Not every agency delay in responding to a matter presented to it warrants court action under sections 555(b) and 706(1) of the APA. A court may find agency inaction the equivalent of a dismissal or denial of the requested agency action only when the delay is unreasonable and results in serious prejudice to one of the parties. EEOC v. Exchange Security Bank, 529 F.2d at 1216; Chromcraft Corp. v. EEOC, 465 F.2d at 747; EEOC v. Moore Group, Inc., 416 F. Supp. 1002, 1004 (N.D. Ga. 1976). In the instant case, the district court found both unreasonable delay and serious prejudice:

More than 16 months have passed since Ms. Houseton prevailed before the Appeals Review Board. Under the circumstances of this case, this delay of more than 16 months is unreasonable.

The failure of the Government to act ... causes plaintiff irreparable injury since she is not receiving the training to which she is entitled.

We cannot say that either of these findings is clearly erroneous.
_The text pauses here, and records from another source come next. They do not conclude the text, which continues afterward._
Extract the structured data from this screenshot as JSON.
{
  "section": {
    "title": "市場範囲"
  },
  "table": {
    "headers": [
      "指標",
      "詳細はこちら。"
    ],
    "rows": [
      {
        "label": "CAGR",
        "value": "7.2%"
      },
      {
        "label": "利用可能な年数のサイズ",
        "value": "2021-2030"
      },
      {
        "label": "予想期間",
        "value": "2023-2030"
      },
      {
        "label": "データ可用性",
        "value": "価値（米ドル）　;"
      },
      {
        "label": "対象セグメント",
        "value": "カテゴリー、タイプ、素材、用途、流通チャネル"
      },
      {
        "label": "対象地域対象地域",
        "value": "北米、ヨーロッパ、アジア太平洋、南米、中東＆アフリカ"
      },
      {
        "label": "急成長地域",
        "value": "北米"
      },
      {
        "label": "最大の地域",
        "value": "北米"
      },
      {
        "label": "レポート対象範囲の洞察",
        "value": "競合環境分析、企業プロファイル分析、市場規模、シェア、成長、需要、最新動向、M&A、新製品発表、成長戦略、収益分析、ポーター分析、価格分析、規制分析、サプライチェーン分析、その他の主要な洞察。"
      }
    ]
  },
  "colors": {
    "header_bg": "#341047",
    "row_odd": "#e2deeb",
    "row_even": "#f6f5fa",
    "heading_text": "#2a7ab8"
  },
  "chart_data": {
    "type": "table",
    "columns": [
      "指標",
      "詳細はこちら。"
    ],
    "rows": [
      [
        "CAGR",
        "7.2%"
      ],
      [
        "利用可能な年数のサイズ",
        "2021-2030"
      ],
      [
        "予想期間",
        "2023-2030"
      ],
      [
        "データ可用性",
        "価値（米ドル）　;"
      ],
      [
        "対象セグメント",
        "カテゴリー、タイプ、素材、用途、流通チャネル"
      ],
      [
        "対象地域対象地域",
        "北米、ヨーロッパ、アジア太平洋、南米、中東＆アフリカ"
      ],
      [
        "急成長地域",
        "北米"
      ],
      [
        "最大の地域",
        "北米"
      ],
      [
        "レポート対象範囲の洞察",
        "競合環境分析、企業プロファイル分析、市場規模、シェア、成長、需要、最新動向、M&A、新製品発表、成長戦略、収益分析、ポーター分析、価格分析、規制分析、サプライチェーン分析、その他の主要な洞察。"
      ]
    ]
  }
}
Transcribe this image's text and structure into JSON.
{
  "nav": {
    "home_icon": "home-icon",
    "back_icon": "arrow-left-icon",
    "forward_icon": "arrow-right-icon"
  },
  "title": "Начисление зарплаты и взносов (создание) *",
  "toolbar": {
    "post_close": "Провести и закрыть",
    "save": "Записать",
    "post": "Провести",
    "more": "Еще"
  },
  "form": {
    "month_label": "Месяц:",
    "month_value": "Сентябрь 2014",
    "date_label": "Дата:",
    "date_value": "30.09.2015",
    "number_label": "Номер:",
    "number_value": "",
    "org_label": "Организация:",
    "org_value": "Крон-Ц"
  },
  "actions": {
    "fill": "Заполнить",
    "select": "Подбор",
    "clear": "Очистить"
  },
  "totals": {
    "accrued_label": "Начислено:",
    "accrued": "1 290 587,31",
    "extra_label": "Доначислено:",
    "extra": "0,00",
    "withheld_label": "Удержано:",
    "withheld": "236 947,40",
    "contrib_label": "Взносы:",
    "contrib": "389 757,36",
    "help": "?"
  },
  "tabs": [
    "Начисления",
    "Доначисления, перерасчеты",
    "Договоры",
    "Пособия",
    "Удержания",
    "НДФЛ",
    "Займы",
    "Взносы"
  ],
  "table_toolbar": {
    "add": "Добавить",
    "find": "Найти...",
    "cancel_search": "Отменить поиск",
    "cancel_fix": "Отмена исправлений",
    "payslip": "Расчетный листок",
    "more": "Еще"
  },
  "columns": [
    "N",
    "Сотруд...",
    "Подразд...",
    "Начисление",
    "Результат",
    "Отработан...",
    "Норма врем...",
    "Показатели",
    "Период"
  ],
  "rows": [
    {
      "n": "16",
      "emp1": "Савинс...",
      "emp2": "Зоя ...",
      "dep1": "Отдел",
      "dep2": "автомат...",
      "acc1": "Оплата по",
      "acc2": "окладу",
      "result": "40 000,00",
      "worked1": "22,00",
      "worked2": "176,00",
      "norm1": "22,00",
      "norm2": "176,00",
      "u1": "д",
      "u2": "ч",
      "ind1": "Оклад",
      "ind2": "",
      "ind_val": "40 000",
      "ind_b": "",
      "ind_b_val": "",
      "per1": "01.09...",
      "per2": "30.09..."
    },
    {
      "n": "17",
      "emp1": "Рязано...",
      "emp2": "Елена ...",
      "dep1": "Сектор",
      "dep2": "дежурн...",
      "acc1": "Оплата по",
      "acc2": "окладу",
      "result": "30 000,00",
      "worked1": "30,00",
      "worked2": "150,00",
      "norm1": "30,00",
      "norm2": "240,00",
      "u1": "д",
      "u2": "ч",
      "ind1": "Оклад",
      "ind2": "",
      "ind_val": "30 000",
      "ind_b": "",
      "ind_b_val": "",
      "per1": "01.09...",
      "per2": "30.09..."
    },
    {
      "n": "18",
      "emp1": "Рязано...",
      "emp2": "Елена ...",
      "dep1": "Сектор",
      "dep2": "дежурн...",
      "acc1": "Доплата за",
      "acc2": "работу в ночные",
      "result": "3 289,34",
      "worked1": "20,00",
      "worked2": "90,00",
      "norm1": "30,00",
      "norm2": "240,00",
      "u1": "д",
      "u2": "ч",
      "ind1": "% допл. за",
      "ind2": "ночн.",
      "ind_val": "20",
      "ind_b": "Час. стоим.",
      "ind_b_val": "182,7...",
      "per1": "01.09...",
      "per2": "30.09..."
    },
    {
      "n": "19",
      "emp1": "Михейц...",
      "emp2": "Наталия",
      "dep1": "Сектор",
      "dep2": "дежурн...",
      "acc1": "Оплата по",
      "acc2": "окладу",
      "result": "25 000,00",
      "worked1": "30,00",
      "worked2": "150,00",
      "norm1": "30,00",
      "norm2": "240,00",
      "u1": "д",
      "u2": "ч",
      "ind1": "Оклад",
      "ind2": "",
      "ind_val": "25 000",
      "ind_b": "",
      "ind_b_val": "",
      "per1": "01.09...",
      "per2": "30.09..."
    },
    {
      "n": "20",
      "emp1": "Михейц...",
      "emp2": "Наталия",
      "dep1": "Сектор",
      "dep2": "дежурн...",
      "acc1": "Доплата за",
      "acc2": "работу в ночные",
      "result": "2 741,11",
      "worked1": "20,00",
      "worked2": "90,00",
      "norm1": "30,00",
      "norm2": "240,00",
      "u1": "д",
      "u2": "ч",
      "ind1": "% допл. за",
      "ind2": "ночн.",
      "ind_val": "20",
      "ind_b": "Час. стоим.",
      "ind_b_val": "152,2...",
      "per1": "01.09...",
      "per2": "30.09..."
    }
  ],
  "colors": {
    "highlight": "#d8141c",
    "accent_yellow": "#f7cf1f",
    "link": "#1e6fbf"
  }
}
Accordingly, on the facts of this case, we hold that the district court acted properly when it found EEOC delay in processing the VA's reconsideration request equivalent to a dismissal of that request.

Once the EEOC was deemed to have denied the VA reconsideration request, the CSC decision of June 20, 1978, favorable to Houseton became the final agency action in this case and the proper subject of an enforcement order. See 42 U.S.C. § 2000e-5(g) (1976) (in Title VII case district court may order appropriate relief); 29 C.F.R. § 1613.235(b) (1980) (once reconsideration request denied, final agency decision shall be implemented).

The decision of the district court ordering the VA to provide Houseton with appraiser training and awarding her attorney's fees, is, therefore, AFFIRMED.

 *

Substitution of parties pursuant to Fed. R. App. P. 43(c) (1)

 **

The Honorable Shiro Kashiwa, Associate Judge, United States Court of Claims, sitting by designation